(Stored records)
>>
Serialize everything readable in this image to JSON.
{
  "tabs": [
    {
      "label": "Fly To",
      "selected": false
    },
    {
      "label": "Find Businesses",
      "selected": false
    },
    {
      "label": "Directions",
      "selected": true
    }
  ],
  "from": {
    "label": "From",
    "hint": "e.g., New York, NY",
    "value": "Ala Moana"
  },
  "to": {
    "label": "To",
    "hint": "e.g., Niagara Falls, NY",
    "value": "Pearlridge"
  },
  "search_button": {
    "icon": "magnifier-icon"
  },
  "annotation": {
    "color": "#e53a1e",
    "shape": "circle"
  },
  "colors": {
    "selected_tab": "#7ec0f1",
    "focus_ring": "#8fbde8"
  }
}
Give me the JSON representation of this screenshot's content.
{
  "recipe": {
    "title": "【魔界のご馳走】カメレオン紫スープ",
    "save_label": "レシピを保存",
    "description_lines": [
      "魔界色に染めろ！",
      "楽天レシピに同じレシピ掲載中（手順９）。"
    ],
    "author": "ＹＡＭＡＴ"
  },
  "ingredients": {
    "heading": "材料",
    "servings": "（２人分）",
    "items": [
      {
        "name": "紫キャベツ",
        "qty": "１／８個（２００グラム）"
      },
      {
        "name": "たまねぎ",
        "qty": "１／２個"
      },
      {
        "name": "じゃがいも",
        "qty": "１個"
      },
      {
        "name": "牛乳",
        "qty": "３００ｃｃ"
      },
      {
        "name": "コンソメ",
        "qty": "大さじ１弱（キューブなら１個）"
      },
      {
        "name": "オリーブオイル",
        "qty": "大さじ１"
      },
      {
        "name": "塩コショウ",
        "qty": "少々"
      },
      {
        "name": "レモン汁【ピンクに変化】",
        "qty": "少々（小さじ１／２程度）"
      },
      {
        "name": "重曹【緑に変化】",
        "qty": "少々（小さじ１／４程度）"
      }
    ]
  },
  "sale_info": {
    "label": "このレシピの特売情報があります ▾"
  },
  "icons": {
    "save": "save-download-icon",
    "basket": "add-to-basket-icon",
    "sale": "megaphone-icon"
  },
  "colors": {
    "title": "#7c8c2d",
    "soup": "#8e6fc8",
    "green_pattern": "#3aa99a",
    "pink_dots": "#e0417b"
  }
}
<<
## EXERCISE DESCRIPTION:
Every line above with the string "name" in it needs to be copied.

## SOLUTION BELOW:
        "name": "紫キャベツ",
        "name": "たまねぎ",
        "name": "じゃがいも",
        "name": "牛乳",
        "name": "コンソメ",
        "name": "オリーブオイル",
        "name": "塩コショウ",
        "name": "レモン汁【ピンクに変化】",
        "name": "重曹【緑に変化】",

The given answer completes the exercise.